big drink and settle the war. We
crossed to Johnson Isle on the
Inland Owen. In disembarking our
commander eot into a muss with
four guards and was Injured severe
lv in the head and carried to the
guard house. We were turned in
and our bairzaire kept out again for
Mav 2. Our pen here contains
about fifteen acres of ground, cover
ed with grass. It is situated on the
eastern slope of the island and sur
rounded by a plank wall twelve feet
high, mounted with sharp spikes
At the northeast corner and at the
gate are two-story houses witli port
holes at top and bottom for muskets;
HERE IS A CORKER '
IT .- -
NEWEST STYLE SURREY.,1
For spring of 1897 we offer you the finest line of vehicles
we have ever brought to Columbia. For fine and medium
work we know we can please you. We have in the
such up-to-date goods as the Evans Two Horse Corn Planter,
also port holes in each with cannon Monitor Cultivator, Imperial Disc and Smoothing Harrows,
I irimn 13 in I l,:l I1 I 1 J 1 1
ith several 111rcllul a '"vvs auu ihuu ivuncrs.
We buy and sell field seeds aud grain. Its a pleasure to
Come and see us!
in them. Maj. Win, S
command of the post w

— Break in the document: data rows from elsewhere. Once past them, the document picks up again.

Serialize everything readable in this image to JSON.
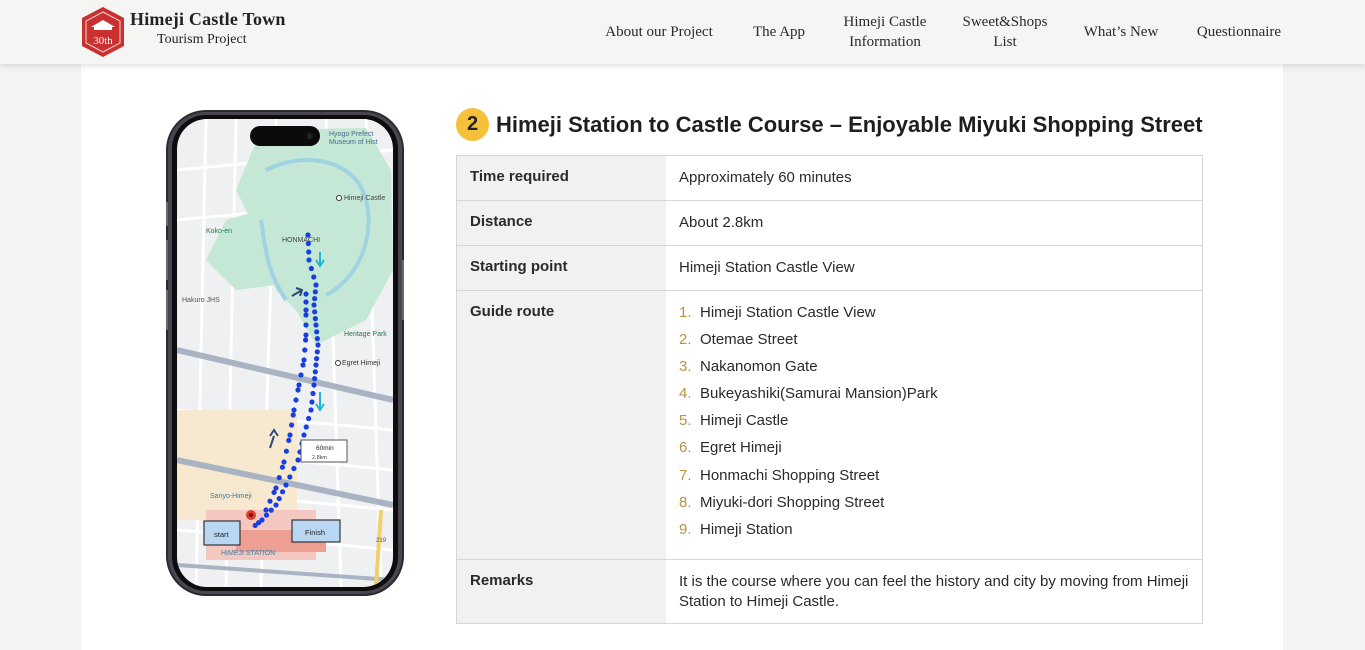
{
  "header": {
    "brand_line1": "Himeji Castle Town",
    "brand_line2": "Tourism Project",
    "logo_text": "30th",
    "nav": [
      {
        "label": "About our Project"
      },
      {
        "label": "The App"
      },
      {
        "label_line1": "Himeji Castle",
        "label_line2": "Information"
      },
      {
        "label_line1": "Sweet&Shops",
        "label_line2": "List"
      },
      {
        "label": "What’s New"
      },
      {
        "label": "Questionnaire"
      }
    ]
  },
  "course": {
    "number": "2",
    "title": "Himeji Station to Castle Course – Enjoyable Miyuki Shopping Street",
    "rows": {
      "time": {
        "label": "Time required",
        "value": "Approximately 60 minutes"
      },
      "distance": {
        "label": "Distance",
        "value": "About 2.8km"
      },
      "start": {
        "label": "Starting point",
        "value": "Himeji Station Castle View"
      },
      "route_label": "Guide route",
      "remarks": {
        "label": "Remarks",
        "value": "It is the course where you can feel the history and city by moving from Himeji Station to Himeji Castle."
      }
    },
    "route": [
      {
        "n": "1.",
        "name": "Himeji Station Castle View"
      },
      {
        "n": "2.",
        "name": "Otemae Street"
      },
      {
        "n": "3.",
        "name": "Nakanomon Gate"
      },
      {
        "n": "4.",
        "name": "Bukeyashiki(Samurai Mansion)Park"
      },
      {
        "n": "5.",
        "name": "Himeji Castle"
      },
      {
        "n": "6.",
        "name": "Egret Himeji"
      },
      {
        "n": "7.",
        "name": "Honmachi Shopping Street"
      },
      {
        "n": "8.",
        "name": "Miyuki-dori Shopping Street"
      },
      {
        "n": "9.",
        "name": "Himeji Station"
      }
    ]
  },
  "map": {
    "labels": {
      "museum1": "Hyogo Prefect",
      "museum2": "Museum of Hist",
      "castle": "Himeji Castle",
      "kokoen": "Koko-en",
      "honmachi": "HONMACHI",
      "hakuro": "Hakuro JHS",
      "heritage": "Heritage Park",
      "egret": "Egret Himeji",
      "sanyo": "Sanyo-Himeji",
      "station": "HIMEJI STATION",
      "start": "start",
      "finish": "Finish",
      "duration": "60min",
      "dist": "2.8km",
      "route_no": "219"
    }
  },
  "colors": {
    "accent": "#f6c13a",
    "route": "#1a3fe0",
    "park": "#c4e8d5",
    "water": "#9fd3e3"
  }
}
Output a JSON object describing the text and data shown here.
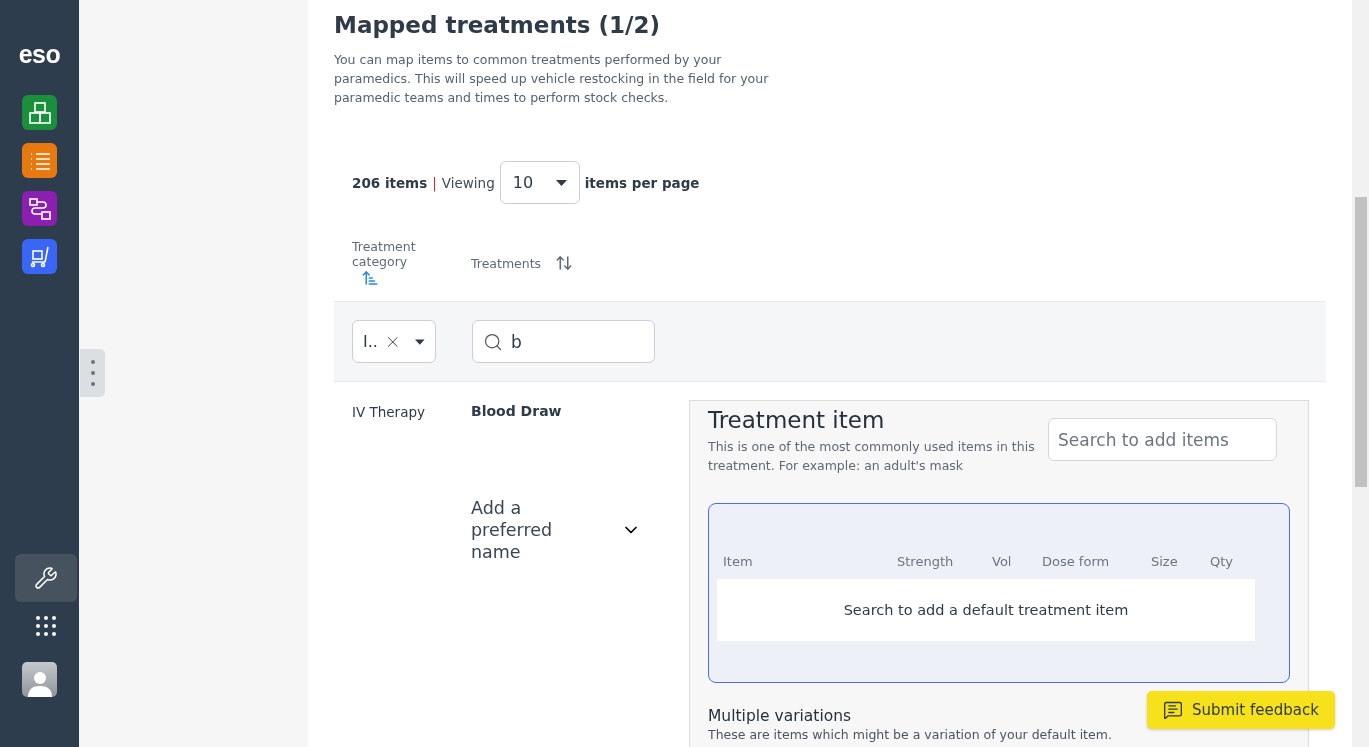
{
  "sidebar": {
    "logo": "eso",
    "apps": [
      {
        "kind": "boxes",
        "color": "#1a8f3c"
      },
      {
        "kind": "list",
        "color": "#e8790f"
      },
      {
        "kind": "flow",
        "color": "#8a1fb0"
      },
      {
        "kind": "cart",
        "color": "#3a66f5"
      }
    ],
    "tools": [
      {
        "kind": "wrench",
        "selected": true
      },
      {
        "kind": "grid",
        "selected": false
      }
    ]
  },
  "header": {
    "title": "Mapped treatments (1/2)",
    "description": "You can map items to common treatments performed by your paramedics. This will speed up vehicle restocking in the field for your paramedic teams and times to perform stock checks."
  },
  "pagination": {
    "count": "206 items",
    "separator": "|",
    "viewing": "Viewing",
    "per_page_value": "10",
    "per_page_label": "items per page"
  },
  "table": {
    "columns": [
      {
        "label": "Treatment category",
        "sorted": true
      },
      {
        "label": "Treatments",
        "sorted": false
      }
    ],
    "filters": {
      "category_value": "I..",
      "search_value": "b"
    },
    "rows": [
      {
        "category": "IV Therapy",
        "treatment": "Blood Draw",
        "preferred_name": "Add a preferred name",
        "expanded": false
      }
    ]
  },
  "treatment_item": {
    "title": "Treatment item",
    "description": "This is one of the most commonly used items in this treatment. For example: an adult's mask",
    "search_placeholder": "Search to add items",
    "columns": [
      "Item",
      "Strength",
      "Vol",
      "Dose form",
      "Size",
      "Qty"
    ],
    "empty_message": "Search to add a default treatment item"
  },
  "variations": {
    "title": "Multiple variations",
    "description": "These are items which might be a variation of your default item."
  },
  "feedback_button": "Submit feedback"
}
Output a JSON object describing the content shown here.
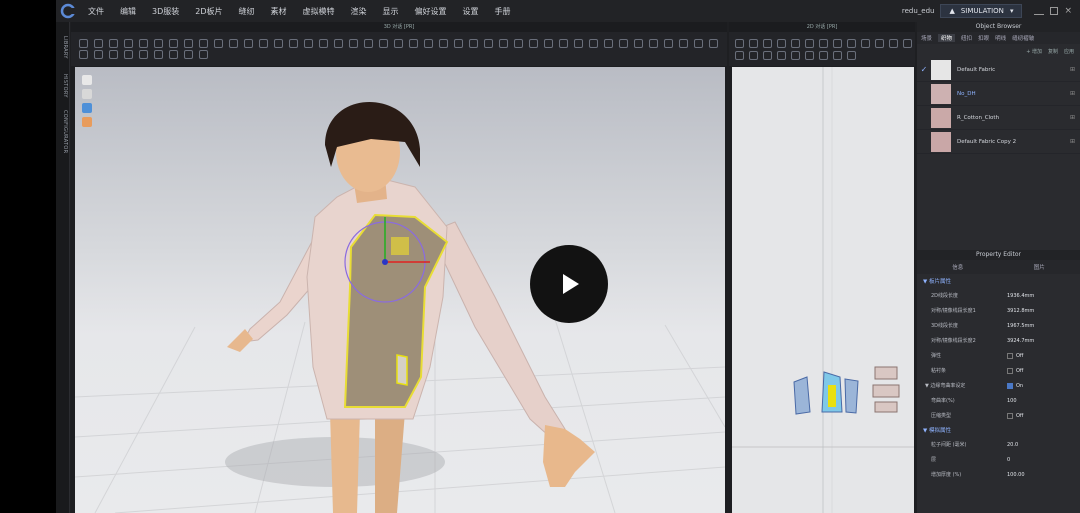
{
  "menubar": {
    "items": [
      "文件",
      "编辑",
      "3D服装",
      "2D板片",
      "缝纫",
      "素材",
      "虚拟模特",
      "渲染",
      "显示",
      "偏好设置",
      "设置",
      "手册"
    ],
    "user": "redu_edu",
    "mode": "SIMULATION"
  },
  "sidetabs": [
    "LIBRARY",
    "HISTORY",
    "CONFIGURATOR"
  ],
  "panel3d": {
    "title": "3D 对话 [PR]"
  },
  "panel2d": {
    "title": "2D 对话 [PR]"
  },
  "object_browser": {
    "title": "Object Browser",
    "tabs": [
      "场景",
      "织物",
      "纽扣",
      "扣眼",
      "明线",
      "缝纫褶皱"
    ],
    "active_tab": "织物",
    "actions": [
      "+ 增加",
      "复制",
      "应用"
    ],
    "fabrics": [
      {
        "name": "Default Fabric",
        "color": "#e6e6e6",
        "checked": true
      },
      {
        "name": "No_DH",
        "color": "#cdb1b1",
        "checked": false
      },
      {
        "name": "R_Cotton_Cloth",
        "color": "#caa9a8",
        "checked": false
      },
      {
        "name": "Default Fabric Copy 2",
        "color": "#c9a7a7",
        "checked": false
      }
    ]
  },
  "property_editor": {
    "title": "Property Editor",
    "tabs": [
      "信息",
      "图片"
    ],
    "section1": "板片属性",
    "rows": [
      {
        "label": "2D线段长度",
        "value": "1936.4mm"
      },
      {
        "label": "对称/镜像线段长度1",
        "value": "3912.8mm"
      },
      {
        "label": "3D线段长度",
        "value": "1967.5mm"
      },
      {
        "label": "对称/镜像线段长度2",
        "value": "3924.7mm"
      },
      {
        "label": "弹性",
        "value": "Off",
        "check": false
      },
      {
        "label": "粘衬条",
        "value": "Off",
        "check": false
      },
      {
        "label": "▼ 边缘弯曲率设定",
        "value": "On",
        "check": true
      },
      {
        "label": "弯曲率(%)",
        "value": "100"
      },
      {
        "label": "压缩类型",
        "value": "Off",
        "check": false
      }
    ],
    "section2": "模拟属性",
    "rows2": [
      {
        "label": "粒子间距 (毫米)",
        "value": "20.0"
      },
      {
        "label": "层",
        "value": "0"
      },
      {
        "label": "增加厚度 (%)",
        "value": "100.00"
      }
    ]
  },
  "colors": {
    "accent": "#4a78c6",
    "selection": "#e8e010"
  }
}
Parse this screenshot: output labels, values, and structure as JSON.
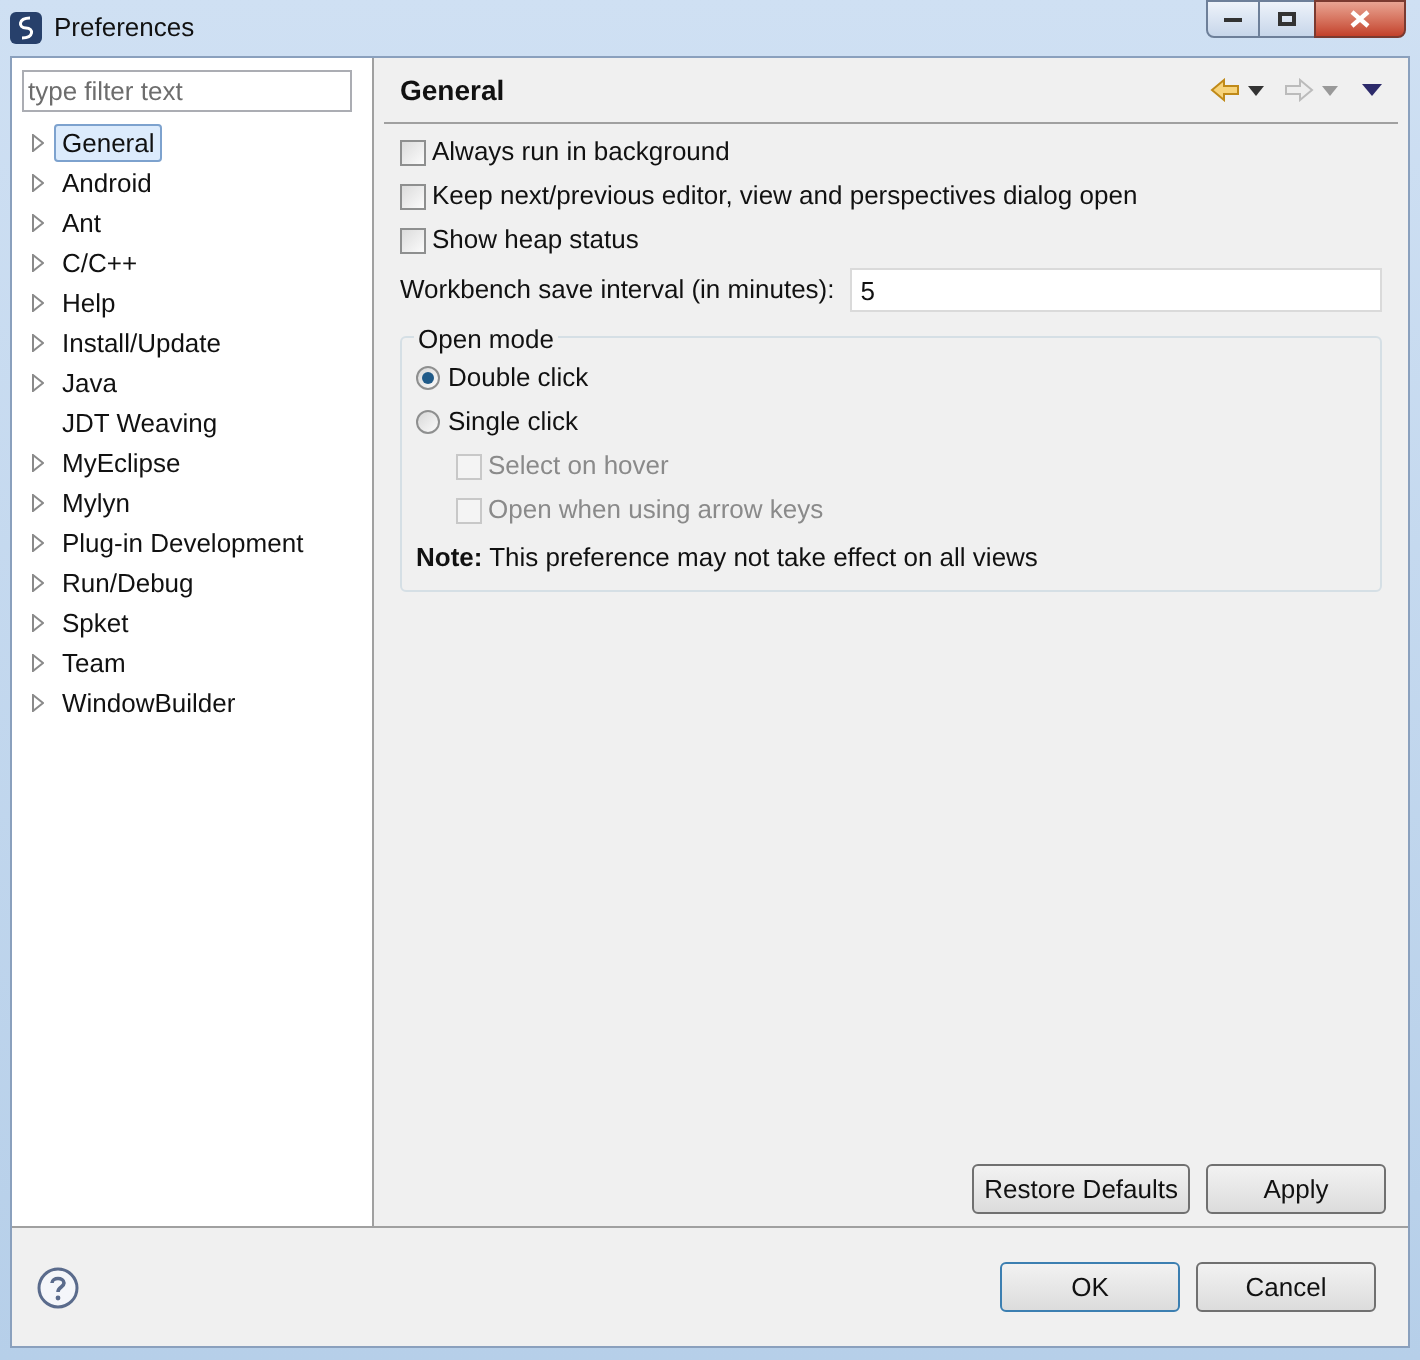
{
  "window": {
    "title": "Preferences"
  },
  "filter": {
    "placeholder": "type filter text"
  },
  "tree": [
    {
      "label": "General",
      "expandable": true,
      "selected": true
    },
    {
      "label": "Android",
      "expandable": true,
      "selected": false
    },
    {
      "label": "Ant",
      "expandable": true,
      "selected": false
    },
    {
      "label": "C/C++",
      "expandable": true,
      "selected": false
    },
    {
      "label": "Help",
      "expandable": true,
      "selected": false
    },
    {
      "label": "Install/Update",
      "expandable": true,
      "selected": false
    },
    {
      "label": "Java",
      "expandable": true,
      "selected": false
    },
    {
      "label": "JDT Weaving",
      "expandable": false,
      "selected": false
    },
    {
      "label": "MyEclipse",
      "expandable": true,
      "selected": false
    },
    {
      "label": "Mylyn",
      "expandable": true,
      "selected": false
    },
    {
      "label": "Plug-in Development",
      "expandable": true,
      "selected": false
    },
    {
      "label": "Run/Debug",
      "expandable": true,
      "selected": false
    },
    {
      "label": "Spket",
      "expandable": true,
      "selected": false
    },
    {
      "label": "Team",
      "expandable": true,
      "selected": false
    },
    {
      "label": "WindowBuilder",
      "expandable": true,
      "selected": false
    }
  ],
  "page": {
    "title": "General",
    "options": [
      {
        "label": "Always run in background",
        "checked": false
      },
      {
        "label": "Keep next/previous editor, view and perspectives dialog open",
        "checked": false
      },
      {
        "label": "Show heap status",
        "checked": false
      }
    ],
    "save_interval": {
      "label": "Workbench save interval (in minutes):",
      "value": "5"
    },
    "open_mode": {
      "title": "Open mode",
      "choices": [
        {
          "label": "Double click",
          "selected": true
        },
        {
          "label": "Single click",
          "selected": false
        }
      ],
      "sub_options": [
        {
          "label": "Select on hover",
          "checked": false,
          "disabled": true
        },
        {
          "label": "Open when using arrow keys",
          "checked": false,
          "disabled": true
        }
      ],
      "note": "**Note:** This preference may not take effect on all views"
    },
    "buttons": [
      "Restore Defaults",
      "Apply"
    ]
  },
  "dialog_buttons": [
    {
      "label": "OK",
      "default": true
    },
    {
      "label": "Cancel",
      "default": false
    }
  ]
}
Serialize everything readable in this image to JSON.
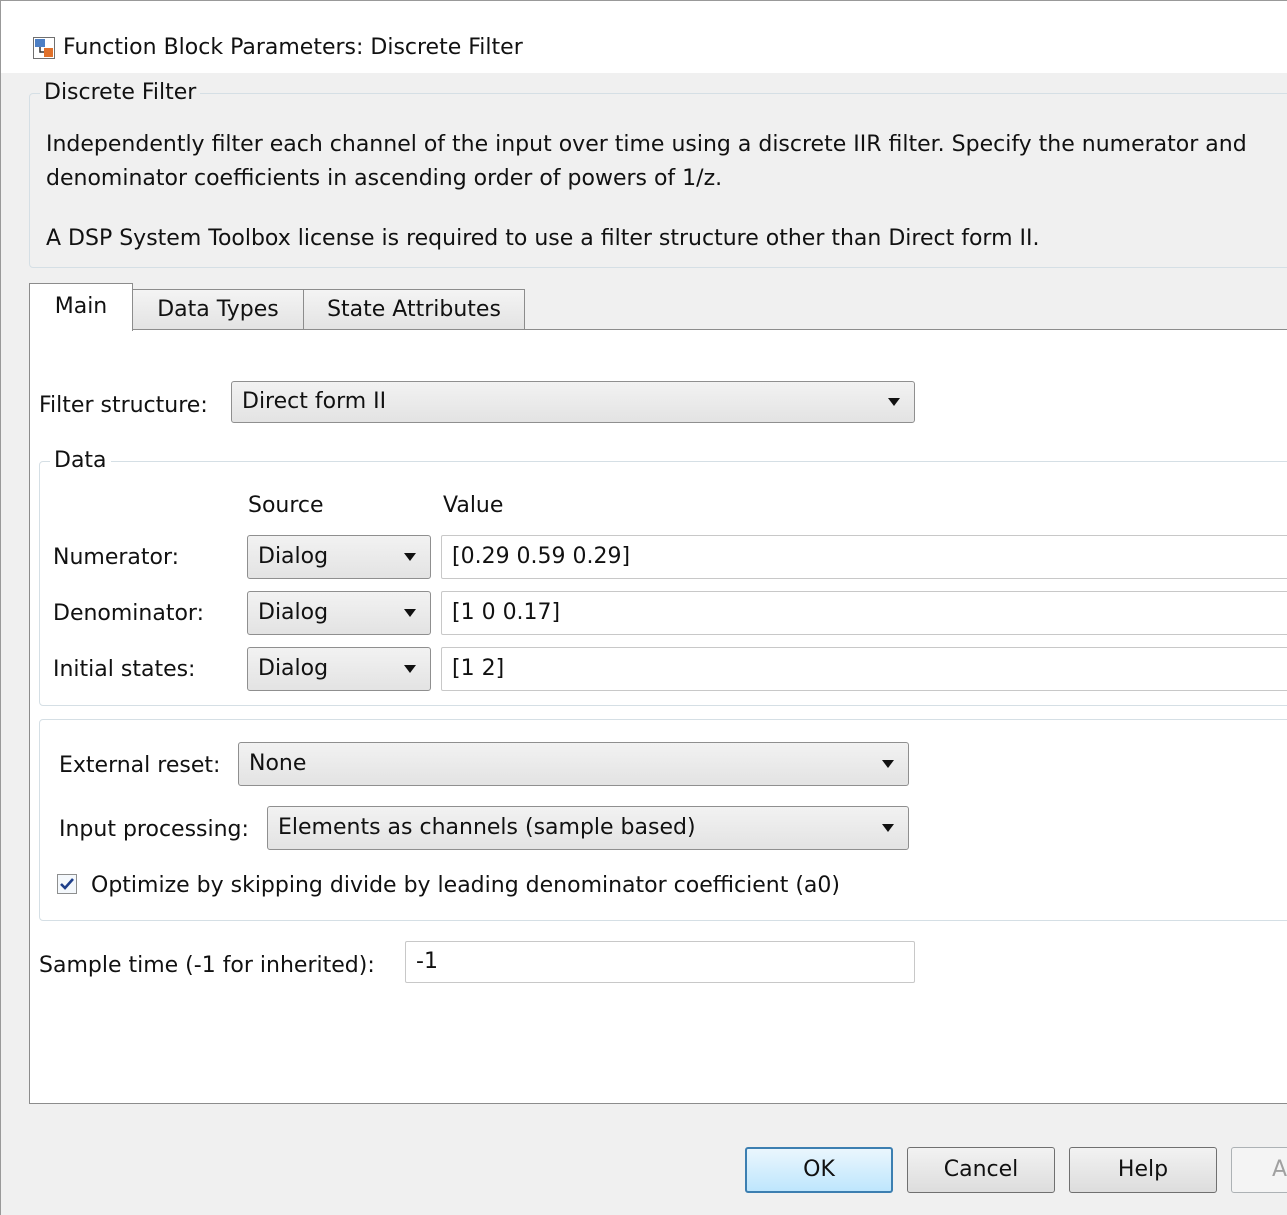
{
  "window": {
    "title": "Function Block Parameters: Discrete Filter"
  },
  "description": {
    "legend": "Discrete Filter",
    "line1": "Independently filter each channel of the input over time using a discrete IIR filter. Specify the numerator and",
    "line2": "denominator coefficients in ascending order of powers of 1/z.",
    "line3": "A DSP System Toolbox license is required to use a filter structure other than Direct form II."
  },
  "tabs": [
    {
      "label": "Main",
      "active": true
    },
    {
      "label": "Data Types",
      "active": false
    },
    {
      "label": "State Attributes",
      "active": false
    }
  ],
  "main": {
    "filter_structure": {
      "label": "Filter structure:",
      "value": "Direct form II"
    },
    "data_group": {
      "legend": "Data",
      "source_header": "Source",
      "value_header": "Value",
      "rows": [
        {
          "label": "Numerator:",
          "source": "Dialog",
          "value": "[0.29 0.59 0.29]"
        },
        {
          "label": "Denominator:",
          "source": "Dialog",
          "value": "[1 0 0.17]"
        },
        {
          "label": "Initial states:",
          "source": "Dialog",
          "value": "[1 2]"
        }
      ]
    },
    "external_reset": {
      "label": "External reset:",
      "value": "None"
    },
    "input_processing": {
      "label": "Input processing:",
      "value": "Elements as channels (sample based)"
    },
    "optimize_checkbox": {
      "label": "Optimize by skipping divide by leading denominator coefficient (a0)",
      "checked": true
    },
    "sample_time": {
      "label": "Sample time (-1 for inherited):",
      "value": "-1"
    }
  },
  "buttons": {
    "ok": "OK",
    "cancel": "Cancel",
    "help": "Help",
    "apply": "A"
  },
  "colors": {
    "accent": "#3c7fb1",
    "checkmark": "#1e3f8a"
  }
}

companies to guard us. Some of
them, we are told, are paroled men,
others have volunteered expressly
for guard duty. The guards are or
dered not to allow passing about
after nine o'clock and at no time to
allow prisoners to come nearer than
within ten feet of the wall. Forty
of us are in a room 40 ft. by 24 ft. 210
in a block on cooking stove and
one boiler to 105 men.
fTO BE COSTISCBD.
There Is no need of little children be
ing tortured by scald head, eczema and
skin eruptions. IieWitt's Witch Hazel
Salve gives instant relief and cures
permanently. A. li. Rains. ly
Sheriff Webb and deputies raided
a crap game in Mt. Pleasant Satur
day and pulled eight colored sports,
They were tried before Judge Cole-
burn Monday and fined 2 each and
SATTERFIELD & DODSON.
Colnliia Planii Ml ana" Fnrnitrire Factory, Establish In 1861. '
FRANK H. SMITH,
(Successor to Lamb A Bmlth) Manufacturer of and Dealer In
FURNITURE, SASH, DD0P.3, CLlriDS AND MOULDINGS.
Ordart from dealers aollcited and promptly attended to. Turnine and Scroll
Sawing of every variety. Stair Railing, Balusters, Newell Posts.
I hive always on hand large stock of Walnut and Pressed Lumber. Glacvl
Sash, Doors, Blinds, Etc., which I wHlaoll on the most advantageous terms.
A full supply of Rrlrk always on hand.